A more recent example is also the cooking show that both Teigen and Roman were set to work on together, which will likely earn Alison a pretty penny for her time. But by Alison’s definition of selling out, doesn’t this also make her a sell out for capitalising on her brand and success too?

But it wasn’t only Alison Roman who felt the force of a public feud. After the fight went viral, people started uncovering Chrissy Tiegen’s own skeletons, too, including comments from 2013 regarding then nine-year-old Academy Award nominee, Quvenzhané Wallis.

As a result of this information being uncovered, Chrissy was bombarded with hate messages. Particularly, by people calling her children — who were born via IVF — “petri dish babies” and crafting fake flight manifests to “Epstein Island” with her name on it.

Dealing with it the only way she knew how, Chrissy decided to “take a break” from Twitter and put her account on private. “This is what always happens,” she tweeted before leaving. “The first day, a ton of support, then the next a million reasons as to why you deserved this. It never fails.”

The Official Apology And The Next Steps

This morning, approximately five days after the initial interview went live, Alison Roman published her formal apology onto her social media accounts.

In the apology, Alison called her actions “stupid, careless and insensitive” and explained that her “tone deaf” comments came from her “own insecurity”.

Addressing the criticism over being a white person coming for women of colour, Alison shared that she wants to “lift up and support women of colour [even though her] actions indicated the opposite.”

“I’m a white woman who has, and will continue to, benefit from white privilege and I recognise that makes what I said even more inexcusable and hurtful,” she wrote. “The fact that it didn’t occur to me that I had singled out two Asian women is one hundred percent a function of my privilege.”

Attaching her email address in the apology, Alison invited anyone, who wanted to share their knowledge, guidance or opinions on the wider conversation of cultural appropriation in the food world, to reach out to her.

“It is no one’s obligation to accept my apology or help me improve. That said, I want to be a better listener about these and many other issues,” she wrote. “I know some will use this as an opportunity to express their anger. I hope many will share advice. I will read it all.”

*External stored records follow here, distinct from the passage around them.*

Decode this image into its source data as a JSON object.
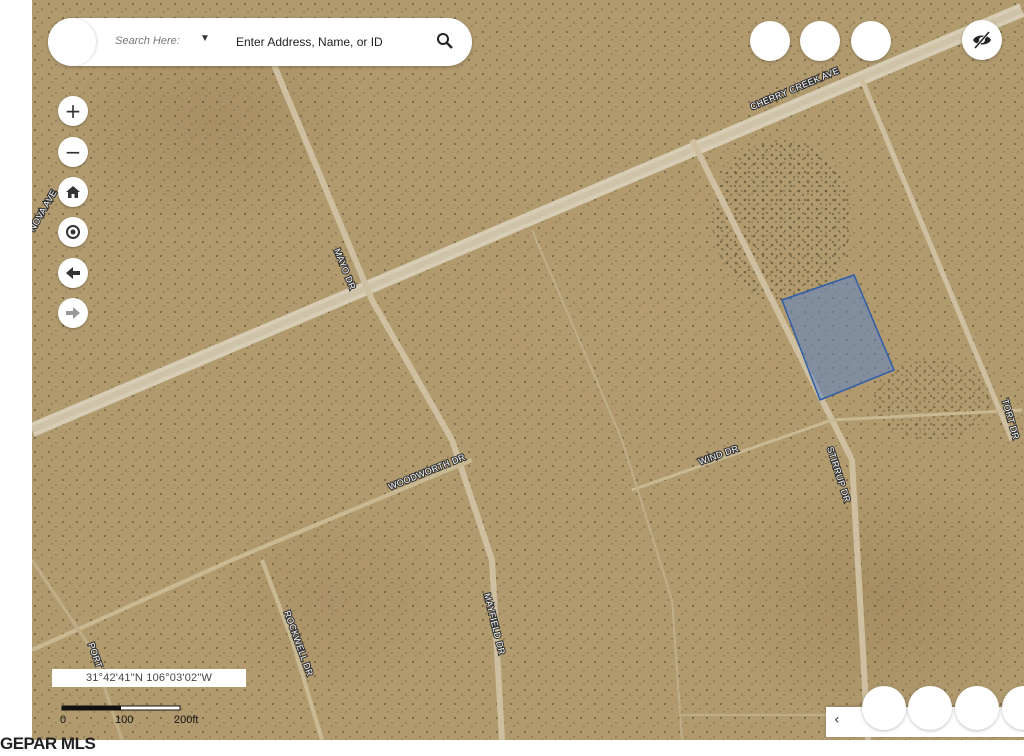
{
  "search": {
    "mode_label": "Search Here:",
    "placeholder": "Enter Address, Name, or ID"
  },
  "top_right_buttons": [
    "blank-1",
    "blank-2",
    "blank-3"
  ],
  "visibility_icon": "eye-slash-icon",
  "map_controls": {
    "zoom_in": "+",
    "zoom_out": "−",
    "home": "home-icon",
    "locate": "target-icon",
    "back": "arrow-left-icon",
    "forward": "arrow-right-icon"
  },
  "roads": [
    "CHERRY CREEK AVE",
    "NOVA AVE",
    "MAYO DR",
    "WOODWORTH DR",
    "WIND DR",
    "STIRRUP DR",
    "ROCKWELL DR",
    "MAYFIELD DR",
    "PORT DR",
    "TORT DR"
  ],
  "coordinates": "31°42'41\"N 106°03'02\"W",
  "scale": {
    "labels": [
      "0",
      "100",
      "200ft"
    ]
  },
  "attribution": "GEPAR MLS",
  "bottom_panel": {
    "back_icon": "‹"
  }
}
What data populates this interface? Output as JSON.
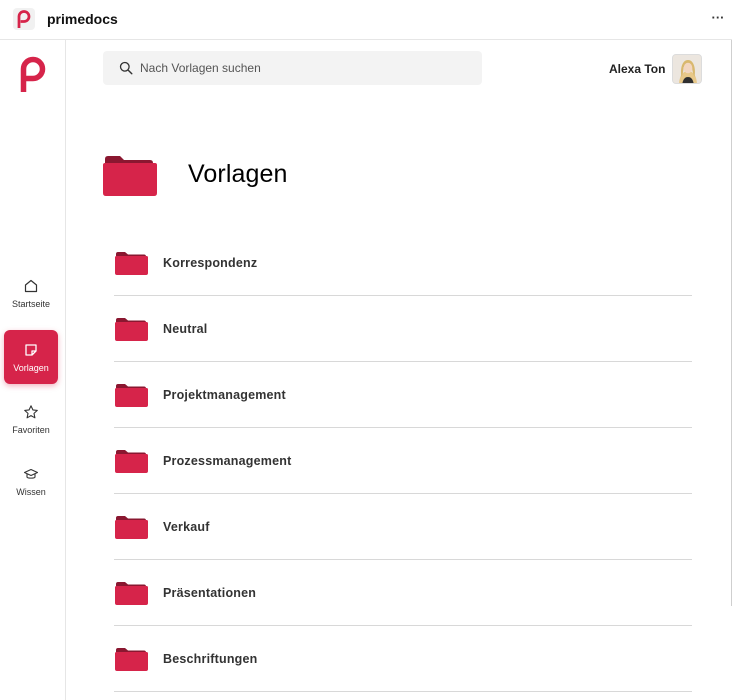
{
  "app": {
    "name": "primedocs"
  },
  "titlebar": {
    "more_label": "···"
  },
  "sidebar": {
    "items": [
      {
        "id": "home",
        "label": "Startseite",
        "icon": "home-icon",
        "active": false
      },
      {
        "id": "templates",
        "label": "Vorlagen",
        "icon": "sticky-note-icon",
        "active": true
      },
      {
        "id": "favorites",
        "label": "Favoriten",
        "icon": "star-icon",
        "active": false
      },
      {
        "id": "knowledge",
        "label": "Wissen",
        "icon": "graduation-cap-icon",
        "active": false
      }
    ]
  },
  "search": {
    "placeholder": "Nach Vorlagen suchen",
    "value": ""
  },
  "user": {
    "name": "Alexa Ton"
  },
  "page": {
    "title": "Vorlagen"
  },
  "folders": [
    {
      "label": "Korrespondenz"
    },
    {
      "label": "Neutral"
    },
    {
      "label": "Projektmanagement"
    },
    {
      "label": "Prozessmanagement"
    },
    {
      "label": "Verkauf"
    },
    {
      "label": "Präsentationen"
    },
    {
      "label": "Beschriftungen"
    }
  ],
  "colors": {
    "brand": "#d6244a",
    "folder_tab": "#8a1730",
    "folder_body": "#d6244a"
  }
}
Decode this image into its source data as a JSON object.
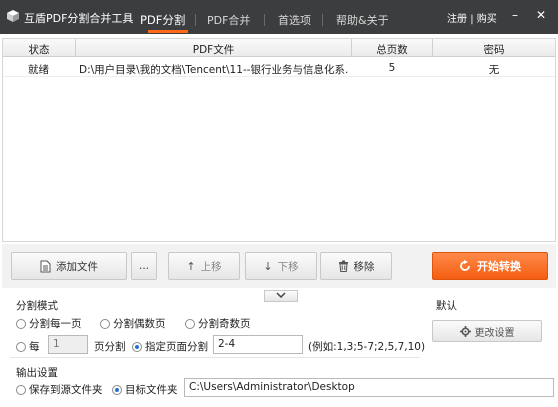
{
  "app": {
    "title": "互盾PDF分割合并工具"
  },
  "tabs": [
    {
      "label": "PDF分割",
      "active": true
    },
    {
      "label": "PDF合并",
      "active": false
    },
    {
      "label": "首选项",
      "active": false
    },
    {
      "label": "帮助&关于",
      "active": false
    }
  ],
  "user_links": {
    "register": "注册",
    "separator": "|",
    "buy": "购买"
  },
  "window": {
    "minimize": "–",
    "close": "✕"
  },
  "table": {
    "columns": [
      "状态",
      "PDF文件",
      "总页数",
      "密码"
    ],
    "rows": [
      {
        "status": "就绪",
        "file": "D:\\用户目录\\我的文档\\Tencent\\11--银行业务与信息化系...",
        "pages": "5",
        "password": "无"
      }
    ]
  },
  "toolbar": {
    "add_file": "添加文件",
    "more": "...",
    "move_up": "上移",
    "move_down": "下移",
    "remove": "移除",
    "start": "开始转换"
  },
  "split": {
    "title": "分割模式",
    "per_page": "分割每一页",
    "even_pages": "分割偶数页",
    "odd_pages": "分割奇数页",
    "every_prefix": "每",
    "every_value": "1",
    "every_suffix": "页分割",
    "specified": "指定页面分割",
    "range_value": "2-4",
    "example": "(例如:1,3;5-7;2,5,7,10)",
    "selected": "specified"
  },
  "default_panel": {
    "title": "默认",
    "change_settings": "更改设置"
  },
  "output": {
    "title": "输出设置",
    "save_to_source": "保存到源文件夹",
    "target_folder": "目标文件夹",
    "path": "C:\\Users\\Administrator\\Desktop",
    "selected": "target"
  },
  "colors": {
    "titlebar": "#3c3d3f",
    "accent": "#f45d10",
    "radio_selected": "#2a6fd6"
  },
  "icons": {
    "logo": "cube-logo-icon",
    "add_file": "document-icon",
    "move_up": "arrow-up-icon",
    "move_down": "arrow-down-icon",
    "remove": "trash-icon",
    "start": "refresh-icon",
    "collapse": "chevron-down-icon",
    "settings": "gear-icon"
  }
}
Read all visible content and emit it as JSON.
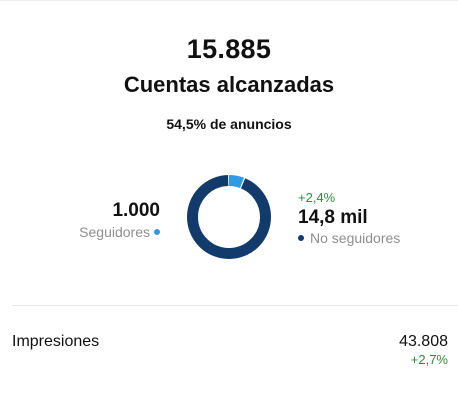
{
  "summary": {
    "accounts_reached": "15.885",
    "accounts_reached_label": "Cuentas alcanzadas",
    "ads_percentage": "54,5% de anuncios"
  },
  "audience": {
    "followers": {
      "value": "1.000",
      "label": "Seguidores",
      "color": "#2f9be6"
    },
    "non_followers": {
      "change": "+2,4%",
      "value": "14,8 mil",
      "label": "No seguidores",
      "color": "#123a6b"
    },
    "donut_shares": [
      {
        "name": "Seguidores",
        "fraction": 0.063
      },
      {
        "name": "No seguidores",
        "fraction": 0.937
      }
    ]
  },
  "impressions": {
    "label": "Impresiones",
    "value": "43.808",
    "change": "+2,7%"
  },
  "colors": {
    "positive": "#2e8b3e",
    "muted_text": "#8e8e8e"
  }
}
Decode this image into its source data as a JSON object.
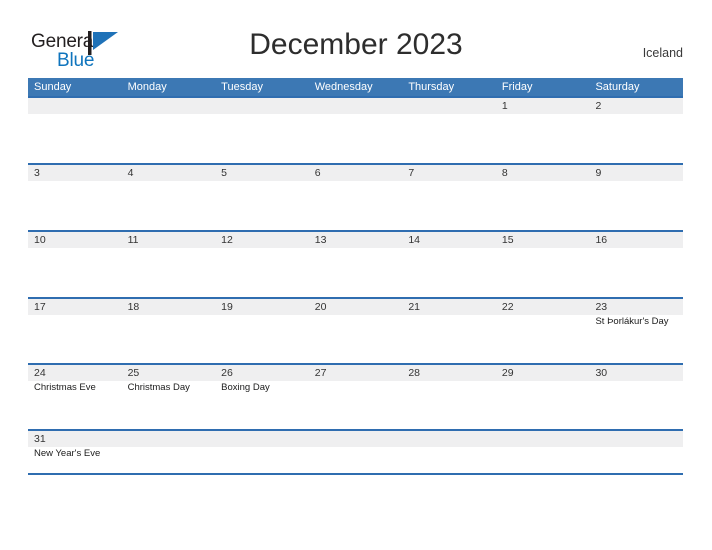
{
  "brand": {
    "word_one": "General",
    "word_two": "Blue",
    "flag_icon": "flag-triangle-icon",
    "word_one_color": "#231f20",
    "word_two_color": "#0f74bd",
    "flag_color": "#1f72b8"
  },
  "header": {
    "title": "December 2023",
    "locale": "Iceland"
  },
  "theme": {
    "header_blue": "#3c78b4",
    "rule_blue": "#2f6db0",
    "date_band_gray": "#efeff0",
    "page_background": "#ffffff"
  },
  "calendar": {
    "weekdays": [
      "Sunday",
      "Monday",
      "Tuesday",
      "Wednesday",
      "Thursday",
      "Friday",
      "Saturday"
    ],
    "weeks": [
      [
        {
          "date": "",
          "events": []
        },
        {
          "date": "",
          "events": []
        },
        {
          "date": "",
          "events": []
        },
        {
          "date": "",
          "events": []
        },
        {
          "date": "",
          "events": []
        },
        {
          "date": "1",
          "events": []
        },
        {
          "date": "2",
          "events": []
        }
      ],
      [
        {
          "date": "3",
          "events": []
        },
        {
          "date": "4",
          "events": []
        },
        {
          "date": "5",
          "events": []
        },
        {
          "date": "6",
          "events": []
        },
        {
          "date": "7",
          "events": []
        },
        {
          "date": "8",
          "events": []
        },
        {
          "date": "9",
          "events": []
        }
      ],
      [
        {
          "date": "10",
          "events": []
        },
        {
          "date": "11",
          "events": []
        },
        {
          "date": "12",
          "events": []
        },
        {
          "date": "13",
          "events": []
        },
        {
          "date": "14",
          "events": []
        },
        {
          "date": "15",
          "events": []
        },
        {
          "date": "16",
          "events": []
        }
      ],
      [
        {
          "date": "17",
          "events": []
        },
        {
          "date": "18",
          "events": []
        },
        {
          "date": "19",
          "events": []
        },
        {
          "date": "20",
          "events": []
        },
        {
          "date": "21",
          "events": []
        },
        {
          "date": "22",
          "events": []
        },
        {
          "date": "23",
          "events": [
            "St Þorlákur's Day"
          ]
        }
      ],
      [
        {
          "date": "24",
          "events": [
            "Christmas Eve"
          ]
        },
        {
          "date": "25",
          "events": [
            "Christmas Day"
          ]
        },
        {
          "date": "26",
          "events": [
            "Boxing Day"
          ]
        },
        {
          "date": "27",
          "events": []
        },
        {
          "date": "28",
          "events": []
        },
        {
          "date": "29",
          "events": []
        },
        {
          "date": "30",
          "events": []
        }
      ],
      [
        {
          "date": "31",
          "events": [
            "New Year's Eve"
          ]
        },
        {
          "date": "",
          "events": []
        },
        {
          "date": "",
          "events": []
        },
        {
          "date": "",
          "events": []
        },
        {
          "date": "",
          "events": []
        },
        {
          "date": "",
          "events": []
        },
        {
          "date": "",
          "events": []
        }
      ]
    ]
  }
}
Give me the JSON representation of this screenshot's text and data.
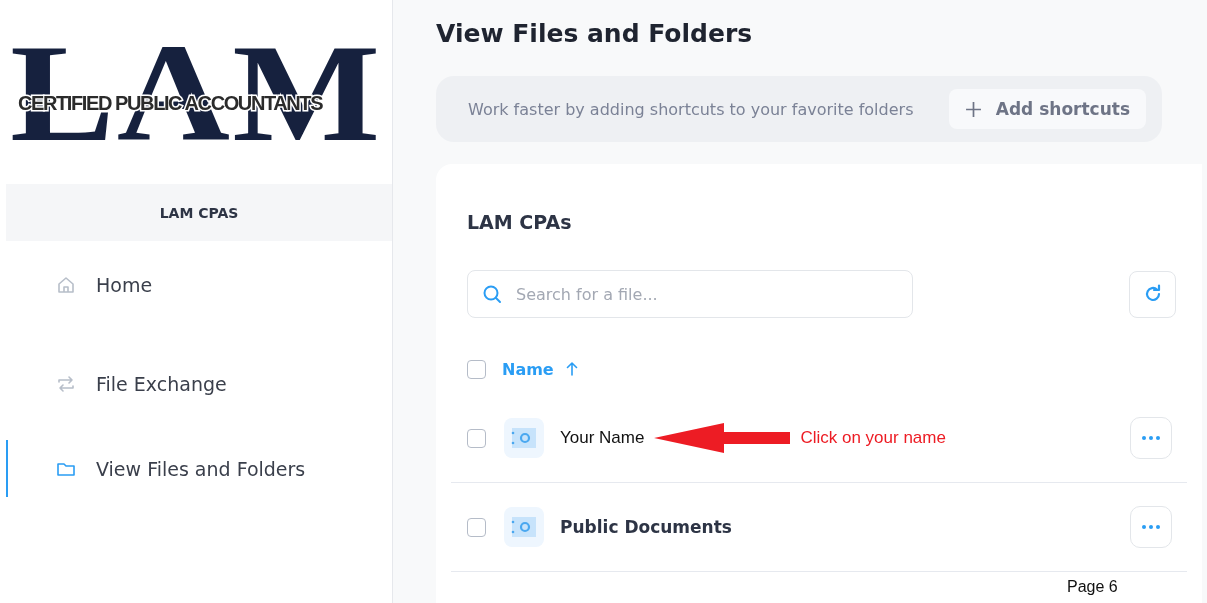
{
  "logo": {
    "monogram": "LAM",
    "tagline": "CERTIFIED PUBLIC ACCOUNTANTS"
  },
  "org_name": "LAM CPAS",
  "nav": [
    {
      "label": "Home",
      "selected": false
    },
    {
      "label": "File Exchange",
      "selected": false
    },
    {
      "label": "View Files and Folders",
      "selected": true
    }
  ],
  "page_title": "View Files and Folders",
  "shortcuts": {
    "message": "Work faster by adding shortcuts to your favorite folders",
    "button": "Add shortcuts"
  },
  "card": {
    "title": "LAM CPAs",
    "search": {
      "placeholder": "Search for a file..."
    },
    "select_all": {
      "checked": false
    },
    "column": {
      "label": "Name",
      "sort_ascending": true
    },
    "rows": [
      {
        "name": "Your Name",
        "checked": false,
        "annotation": "Click on your name"
      },
      {
        "name": "Public Documents",
        "checked": false
      }
    ]
  },
  "page_number": "Page 6"
}
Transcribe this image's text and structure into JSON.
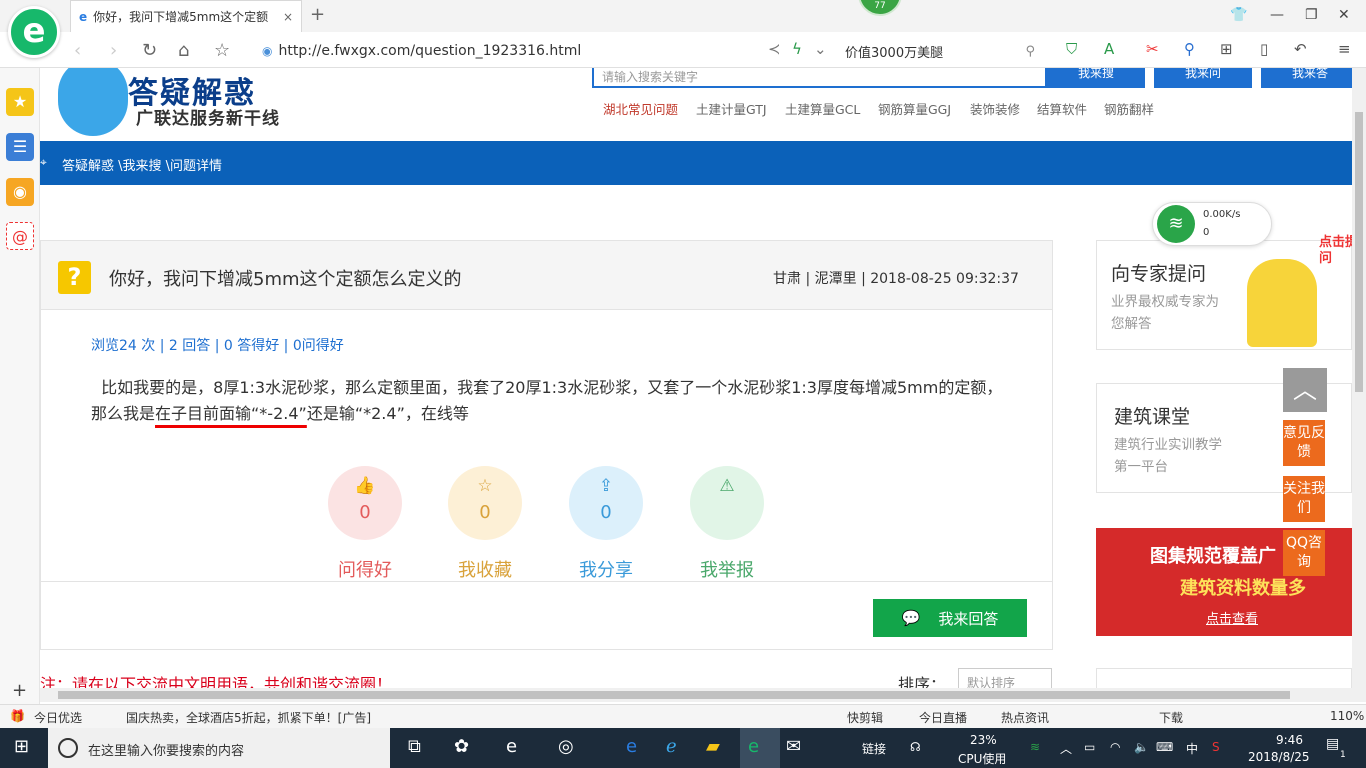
{
  "browser": {
    "tab_title": "你好，我问下增减5mm这个定额",
    "tab_close": "×",
    "new_tab": "+",
    "badge": "77",
    "url": "http://e.fwxgx.com/question_1923316.html",
    "search_text": "价值3000万美腿"
  },
  "site": {
    "title": "答疑解惑",
    "subtitle": "广联达服务新干线",
    "search_placeholder": "请输入搜索关键字",
    "buttons": [
      "我来搜",
      "我来问",
      "我来答"
    ],
    "hot_links": [
      "湖北常见问题",
      "土建计量GTJ",
      "土建算量GCL",
      "钢筋算量GGJ",
      "装饰装修",
      "结算软件",
      "钢筋翻样"
    ],
    "breadcrumb": "答疑解惑 \\我来搜 \\问题详情"
  },
  "question": {
    "title": "你好，我问下增减5mm这个定额怎么定义的",
    "meta": "甘肃 | 泥潭里 | 2018-08-25 09:32:37",
    "stats": "浏览24 次 | 2 回答 | 0 答得好 | 0问得好",
    "body_part1": "比如我要的是，8厚1:3水泥砂浆，那么定额里面，我套了20厚1:3水泥砂浆，又套了一个水泥砂浆1:3厚度每增减5mm的定额，那么我是",
    "body_highlight": "在子目前面输“*-2.4”",
    "body_part2": "还是输“*2.4”，在线等"
  },
  "actions": [
    {
      "label": "问得好",
      "count": "0",
      "color": "#e35b5b",
      "bg": "#fbe3e3"
    },
    {
      "label": "我收藏",
      "count": "0",
      "color": "#d9a23a",
      "bg": "#fdf0d6"
    },
    {
      "label": "我分享",
      "count": "0",
      "color": "#3a9ad9",
      "bg": "#dcf0fb"
    },
    {
      "label": "我举报",
      "count": "0",
      "color": "#4aa86b",
      "bg": "#e1f5e7"
    }
  ],
  "answer_button": "我来回答",
  "bottom": {
    "note": "注：请在以下交流中文明用语，共创和谐交流圈！",
    "sort_label": "排序：",
    "sort_value": "默认排序"
  },
  "right": {
    "expert_title": "向专家提问",
    "expert_sub": "业界最权威专家为您解答",
    "click_bubble": "点击提问",
    "class_title": "建筑课堂",
    "class_sub": "建筑行业实训教学第一平台",
    "banner_line1": "图集规范覆盖广",
    "banner_line2": "建筑资料数量多",
    "banner_btn": "点击查看",
    "side_feedback": "意见反馈",
    "side_follow": "关注我们",
    "side_qq": "QQ咨询"
  },
  "wifi": {
    "speed": "0.00K/s",
    "count": "0"
  },
  "statusbar": {
    "left1": "今日优选",
    "ad": "国庆热卖，全球酒店5折起，抓紧下单！[广告]",
    "items": [
      "快剪辑",
      "今日直播",
      "热点资讯",
      "下载"
    ],
    "zoom": "110%"
  },
  "taskbar": {
    "search": "在这里输入你要搜索的内容",
    "link": "链接",
    "cpu_pct": "23%",
    "cpu_label": "CPU使用",
    "ime": "中",
    "time": "9:46",
    "date": "2018/8/25",
    "notif": "1"
  }
}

In response, Chrissy put her Twitter account back on public and accepted the apology like nothing had happened. Saying that she didn’t expect Alison to apologise for the opinion she held, Chrissy expressed that she was only hurt because the comments came from someone she looked up to — swiftly diminishing the wider, underlying issues of Alison’s comments.

In some follow up tweets, Chrissy said she “doesn’t agree with the pile-on” that Alison Roman recieved and noted that the two of them “are alike in so many ways.”

“I remember the exact time I realised I wasn’t allowed to say whatever popped in my head — that I couldn’t just say things in the way that so many of my friends were saying,” Chrissy shared. “Eventually, I realised that once the relatable ‘snarky girl who didn’t care’ became a pretty successful cookbook author and had more power in the industry, I couldn’t just say whatever the fuck I wanted. The more we grow, the more we get those wakeup calls.”

In the end, Chrissy Teigen said that she appreciated the apology and hoped that they could all learn from “the dumb shit we have all said and done”.

However, while Chrissy and Alison may have hashed out their differences, they have both started a wider conversation and critique of the food industry as a whole. For Alison Roman, she has now decided to start the journey to be more educated in regards to her privelege within the white-dominated food industry.